The attack resumed after two hours, led by two troops of tanks. Abdul Hamid and his crew went into action, knocking down another enemy tank with similar effect on the crews of the surviving tanks, who either abandoned their tanks, or withdrew. A third attack came in around 1430 hours, but this was on B Company and was beaten back by them. By nightfall the Pakistanis seemed to have had enough for the day, and though they had not been able to capture any of the Grenadiers’ posts, they had caused casualties and kept the ‘Grinders’ on their toes. Abdul Hamid and his crew had had quite a successful day – their tally was two enemy tanks destroyed and four abandoned by the crew. They spent a large part of the night tending to and cleaning the gun, getting it ready for what they expected to be another day of hard fighting. The night also gave the engineers an opportunity to plant some scattered anti-tank mines ahead of the defences.
The next day, 9th September, played out to a similar script, with Pakistanis repeatedly trying to rush the Grenadier defences with their tanks leading, and the defenders holding steadfast. Abdul Hamid and his detachment destroyed two more enemy tanks and several more fell prey to the anti-tank mines.
On 10th September there was an apprehensive air of anticipation throughout the battalion, as by now they had realised that this was a major offensive. The battalion came under heavy shelling again in the morning, and they expected the enemy infantry to attack. Every man was manning his trench, weapon cocked and ready. But instead of an infantry attack, the Pakistani tanks made yet another attempt at overrunning the defences. A troop of three tanks were spotted moving astride the road while heavy artillery shelling tried to suppress the Indian anti-tank weapons. Undeterred, the irrepressible RCL crew under Abdul Hamid got its fifth and sixth kills, quickly changing their positions after each kill despite the artillery shells raining all around them.
In the third engagement, the intensity of artillery fire was so heavy that it was extremely difficult to man the RCL gun. Abdul Hamid ordered his crew to take cover from the shelling while he operated the gun himself, laying it on the advancing enemy tank. Single-handedly loading and firing the weapon, he got his seventh kill. He did not have the luxury of changing position now, as the following tank had apparently already spotted them, and was traversing his gun towards them. Abdul Hamid quickly reloaded the gun and took aim at the tank. He fired and so did the tank, almost simultaneously. Abdul Hamid got his eighth tank kill, but paid for it with his life.
The nation recognised his bravery with the award of the highest gallantry award, the Param Vir Chakra. Even today, a memorial marks the place near the Chima village on the road from Bhikkiwind to where Abdul Hamid fought his epic battle against Pakistani tanks and was martyred. Abdul Hamid’s RCL jeep is displayed at the Grenadiers Regimental Centre at Jabalpur in his honour.

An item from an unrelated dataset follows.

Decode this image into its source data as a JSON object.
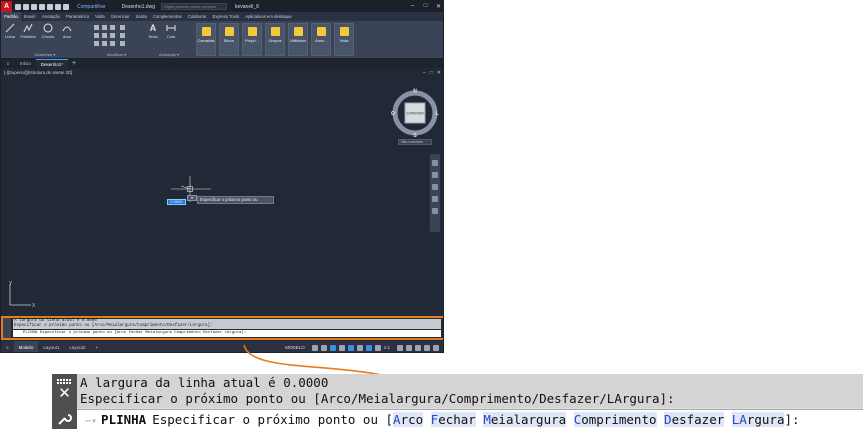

For more stories of heroes of the 1965 Indo Pak War see “Brave Men of War – Tales of Valour 1965″